We update the Learning Centre news blog regularly, so there is always something new to see.
In the latest edition of Siena Career News there is a lot of information particularly pertinent for Year 12 students, including Special Entry schemes at university, important date reminders and information on IT and Computer Science degrees.
VTAC registrations have opened and many universities are advertising Early Entry and Early Offer programs. Year 12 students are encouraged to make a careers appointment to discuss how to apply for these programs and also how to apply for SEAS (Special Consideration for university and TAFE).
Students in Years 9 to 12 may like to listen in to a course information session webinar. Deakin University has made available their recent recorded sessions and the link is in this week’s Siena Career News.
Given our Dominican heritage, it is not surprising that Siena College has had a long association with dogs. Jock, Paddy and Marty from the early days were dogs belonging to the nuns. Brutus had the run of the College in the 1970s and Daisy the dalmatian is a frequent and much-loved visitor today.
However, Siena did have at least one feline intruder. A small grey and white cat turned up at the convent on the feast of St Barnabas in 1953 and the nuns named him Barney. However, he disappeared soon after and according to Rustling Leaves (the Siena student magazine), the rumour was that Barney had been ‘catnapped’ and was last seen on the Wattle Park tram in the company of an unnamed student. The mystery was never solved.

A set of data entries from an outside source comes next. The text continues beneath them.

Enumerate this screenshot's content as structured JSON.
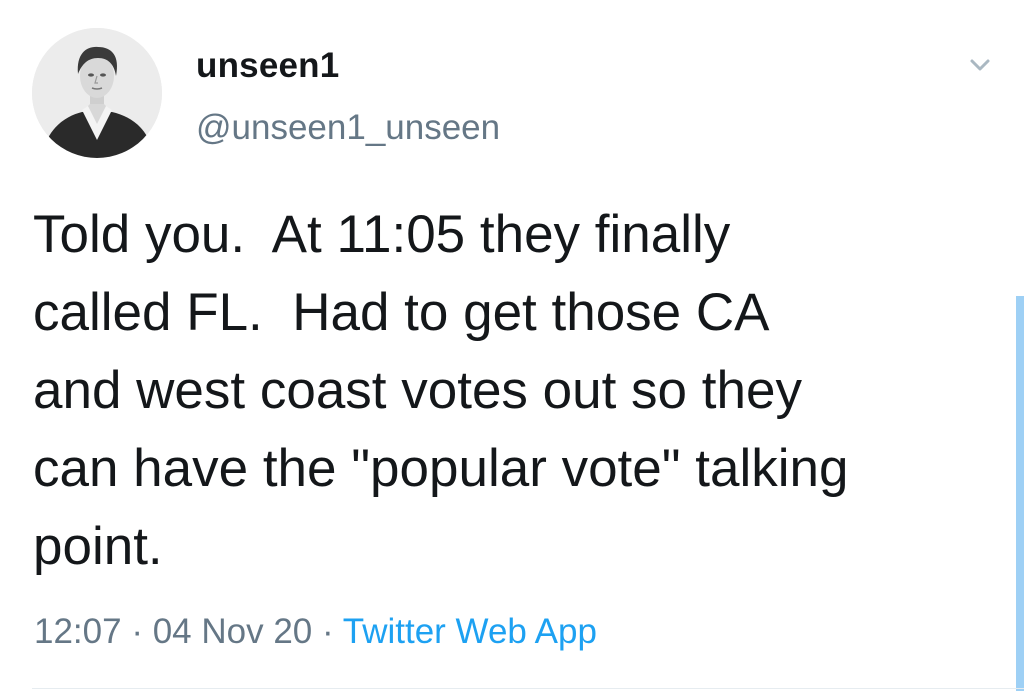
{
  "tweet": {
    "author": {
      "display_name": "unseen1",
      "handle": "@unseen1_unseen"
    },
    "text": "Told you.  At 11:05 they finally\ncalled FL.  Had to get those CA\nand west coast votes out so they\ncan have the \"popular vote\" talking\npoint.",
    "time": "12:07",
    "date": "04 Nov 20",
    "separator": " · ",
    "source": "Twitter Web App"
  },
  "icons": {
    "caret": "chevron-down-icon"
  },
  "colors": {
    "text": "#14171a",
    "secondary": "#657786",
    "link": "#1da1f2",
    "caret": "#aab8c2"
  }
}
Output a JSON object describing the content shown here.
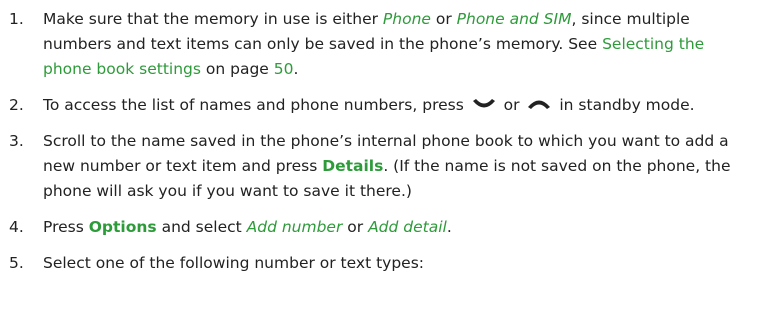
{
  "steps": [
    {
      "number": "1.",
      "t1": "Make sure that the memory in use is either ",
      "phone": "Phone",
      "t2": " or ",
      "phone_and_sim": "Phone and SIM",
      "t3": ", since multiple numbers and text items can only be saved in the phone’s memory. See ",
      "link": "Selecting the phone book settings",
      "t4": " on page ",
      "page": "50",
      "t5": "."
    },
    {
      "number": "2.",
      "t1": "To access the list of names and phone numbers, press ",
      "t2": " or ",
      "t3": " in standby mode.",
      "icon_down": "scroll-down-key-icon",
      "icon_up": "scroll-up-key-icon"
    },
    {
      "number": "3.",
      "t1": "Scroll to the name saved in the phone’s internal phone book to which you want to add a new number or text item and press ",
      "details": "Details",
      "t2": ". (If the name is not saved on the phone, the phone will ask you if you want to save it there.)"
    },
    {
      "number": "4.",
      "t1": "Press ",
      "options": "Options",
      "t2": " and select ",
      "add_number": "Add number",
      "t3": " or ",
      "add_detail": "Add detail",
      "t4": "."
    },
    {
      "number": "5.",
      "t1": "Select one of the following number or text types:"
    }
  ],
  "colors": {
    "accent": "#2e9b3a",
    "text": "#222222"
  }
}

As we continue the enrolment process for Year 7 (2022) students, we would like to remind any current families with daughters in Grade 5 to please ensure that you have submitted an enrolment form.
Applications and supporting documents can be submitted online via our website. Offers will be made in October of this year.
If you have any further enquires please contact Tracey Lawson at firstname.lastname@example.org